by Norman Hammond

Bad news for the picturesque tourist attraction believed for the past two centuries to be Shakespeare's mum's childhood home. Tree-ring dating and an ancient lease found in a Sussex archive have proved that a modest brick-clad farm near Stratford upon Avon--not the half-timbered vision of Olde England bought by the Shakespeare Birthplace Trust in 1930--was home to Mary Arden.

Mary Arden's real home, which she inhabited until 1557, when she married John Shakespeare and moved to Stratford, turns out to have been the next farm over from the touristic hot-spot. A 1587 rental agreement identifies Glebe Farm as the home of Agnes Arden, Mary's stepmother. The discovery was made by Nat Alcock, a Warwickshire buildings historian.

Glebe Farm itself, although refaced with Victorian red brick, has proved to be an almost intact late medieval farmhouse. Tree-ring dating shows it was built in the summer of 1514 or shortly thereafter and consisted of a hall, buttery, and living chamber; a stone-walled kitchen wing was added a few years later. Although it was modernized around 1650, there was very little alteration until Victorian times.

"Shakespeare would probably have played there as a child, when visiting his maternal relatives," said Jean Wilson, author of The Archaeology of Shakespeare. "He would almost certainly have known the house."

Alcock's parallel study of what until now has been called Mary Arden's House shows that it was built far too late to have been her childhood home.
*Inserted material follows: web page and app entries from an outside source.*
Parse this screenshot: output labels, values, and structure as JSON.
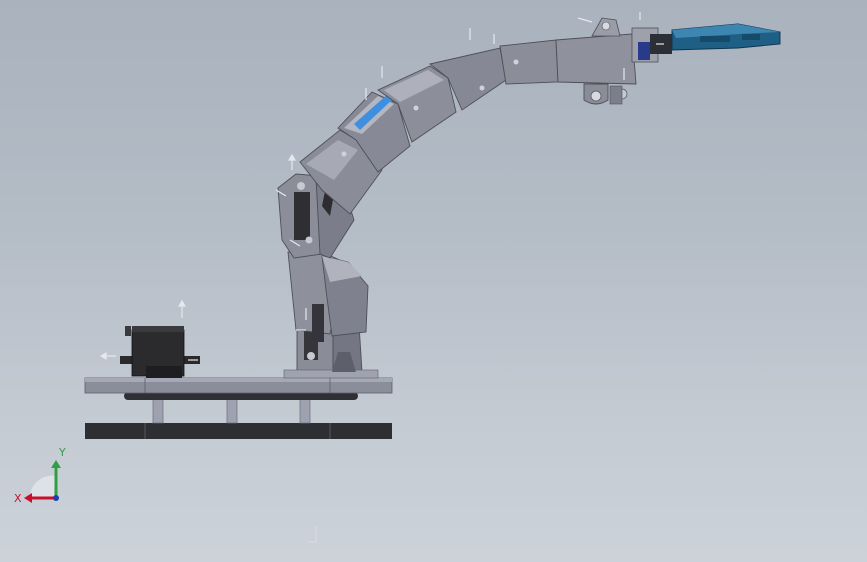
{
  "viewport": {
    "background_top": "#a9b2bd",
    "background_bottom": "#ccd2d9"
  },
  "model": {
    "parts": [
      "base-plate",
      "lower-plate",
      "standoff-posts",
      "servo-motor",
      "shoulder-bracket",
      "lower-arm-link",
      "elbow-bracket",
      "upper-arm-link",
      "wrist-link",
      "wrist-servo-bracket",
      "gripper"
    ],
    "colors": {
      "metal": "#8a8c98",
      "metal_light": "#a5a7b3",
      "metal_dark": "#5d5f6a",
      "servo": "#2a2a2c",
      "gripper": "#1f5f86",
      "highlight": "#3f8fe0",
      "plate_dark": "#2e2f33"
    }
  },
  "triad": {
    "x_label": "X",
    "y_label": "Y",
    "x_color": "#c8102e",
    "y_color": "#2ea043",
    "z_color": "#1f3fb5"
  }
}
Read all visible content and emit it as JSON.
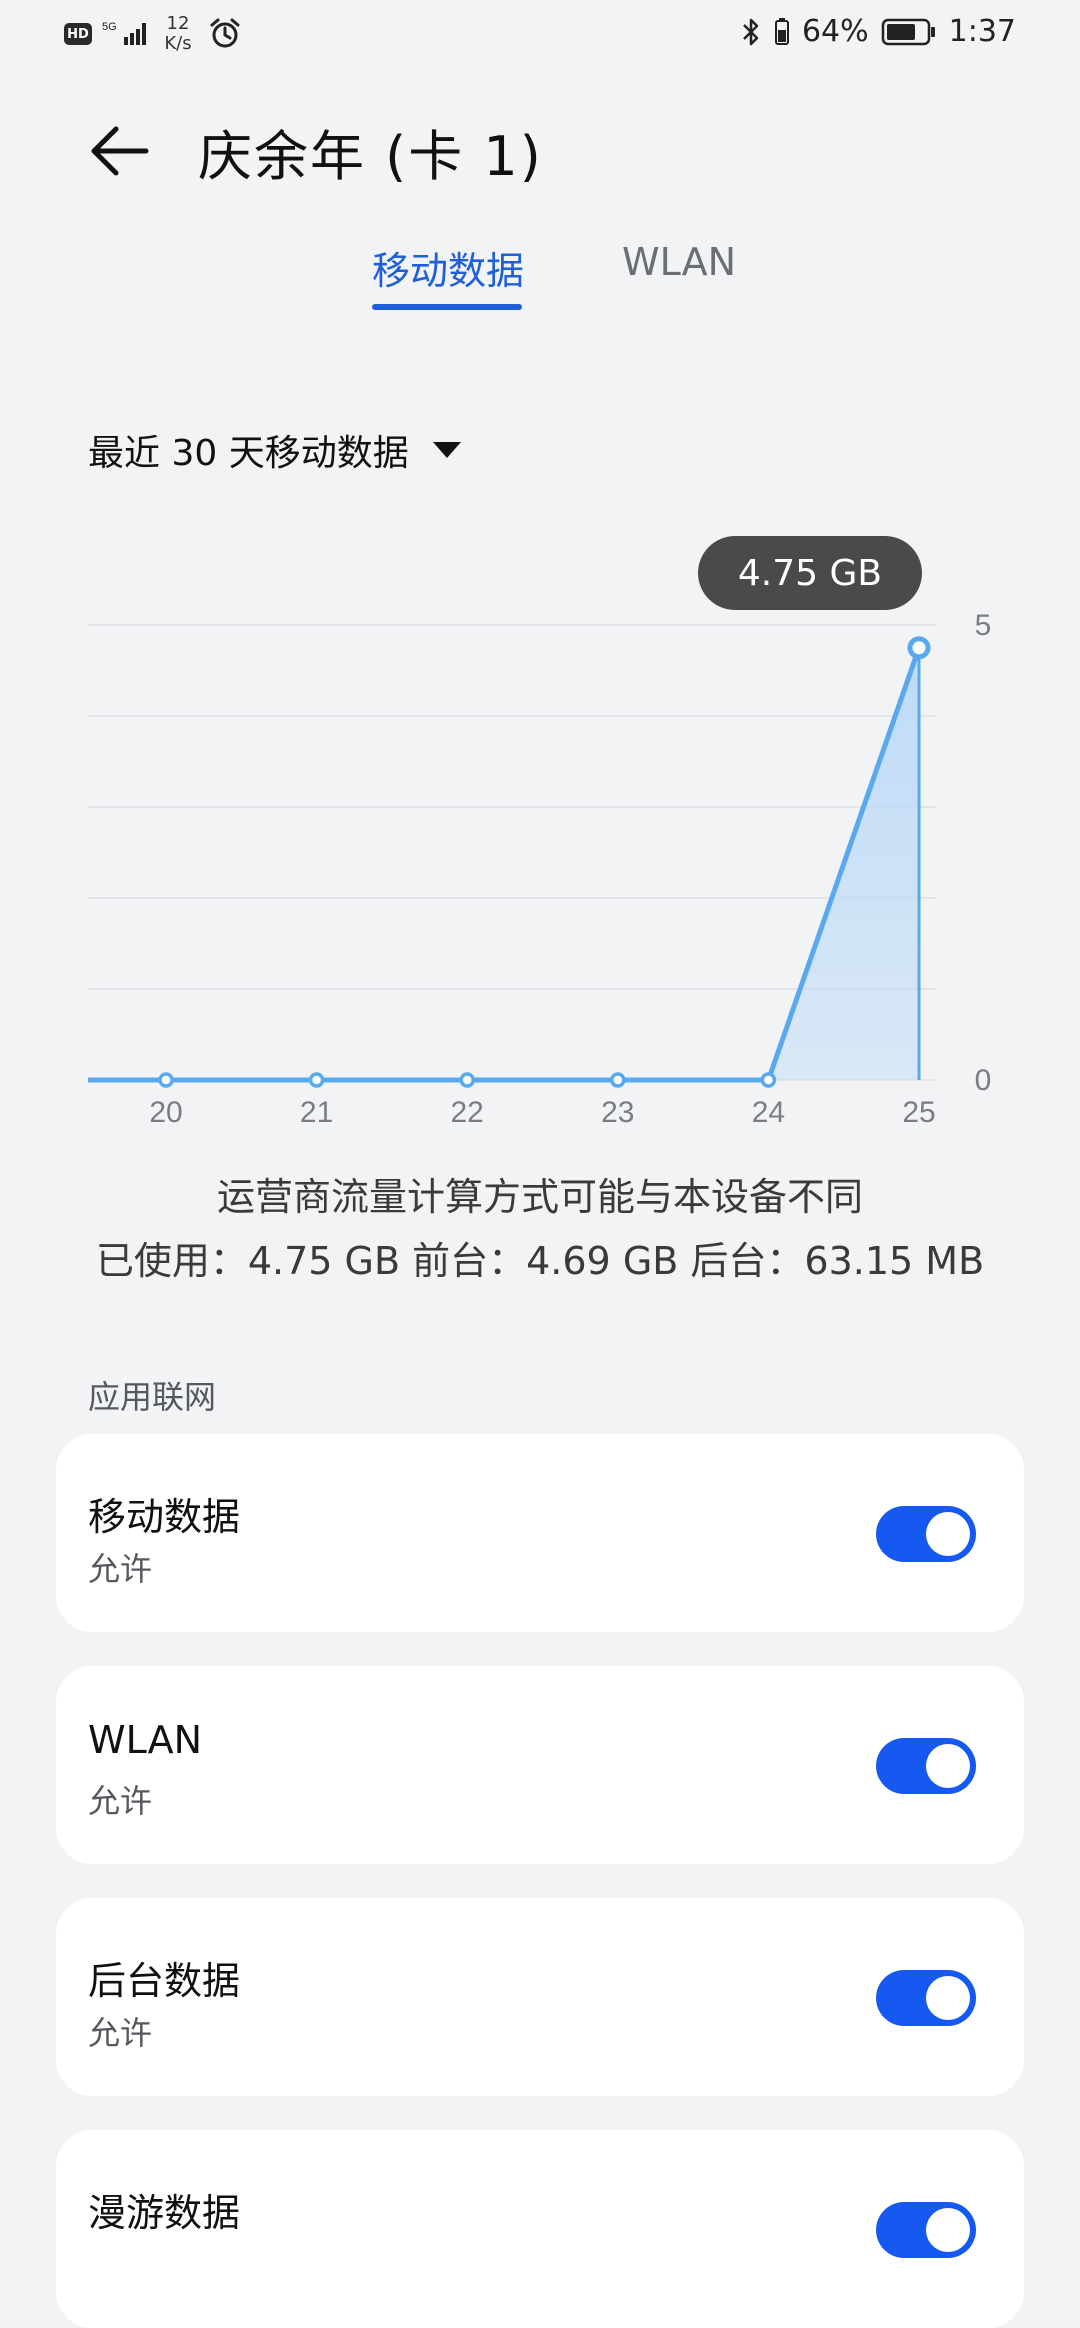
{
  "status_bar": {
    "hd": "HD",
    "signal": "5G",
    "speed_value": "12",
    "speed_unit": "K/s",
    "battery": "64%",
    "time": "1:37"
  },
  "header": {
    "title": "庆余年 (卡 1)"
  },
  "tabs": {
    "mobile": "移动数据",
    "wlan": "WLAN"
  },
  "period": {
    "label": "最近 30 天移动数据"
  },
  "chart_data": {
    "type": "area",
    "x": [
      20,
      21,
      22,
      23,
      24,
      25
    ],
    "values": [
      0,
      0,
      0,
      0,
      0,
      4.75
    ],
    "x_tick_labels": [
      "20",
      "21",
      "22",
      "23",
      "24",
      "25"
    ],
    "y_tick_labels": [
      "5",
      "0"
    ],
    "ylim": [
      0,
      5
    ],
    "tooltip": "4.75 GB",
    "line_color": "#5aa9ee",
    "fill_color": "#bcdaf8",
    "grid": true
  },
  "notes": {
    "line1": "运营商流量计算方式可能与本设备不同",
    "line2": "已使用：4.75 GB 前台：4.69 GB 后台：63.15 MB"
  },
  "section": {
    "title": "应用联网"
  },
  "settings": [
    {
      "title": "移动数据",
      "subtitle": "允许",
      "enabled": true
    },
    {
      "title": "WLAN",
      "subtitle": "允许",
      "enabled": true
    },
    {
      "title": "后台数据",
      "subtitle": "允许",
      "enabled": true
    },
    {
      "title": "漫游数据",
      "subtitle": "",
      "enabled": true
    }
  ],
  "colors": {
    "accent": "#1f5fd8",
    "toggle_on": "#1559f0",
    "background": "#f1f3f5"
  }
}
The earliest part of the house is a parlor wing of around 1569, when Shakespeare himself was already a child.

© 2001 by the Archaeological Institute of America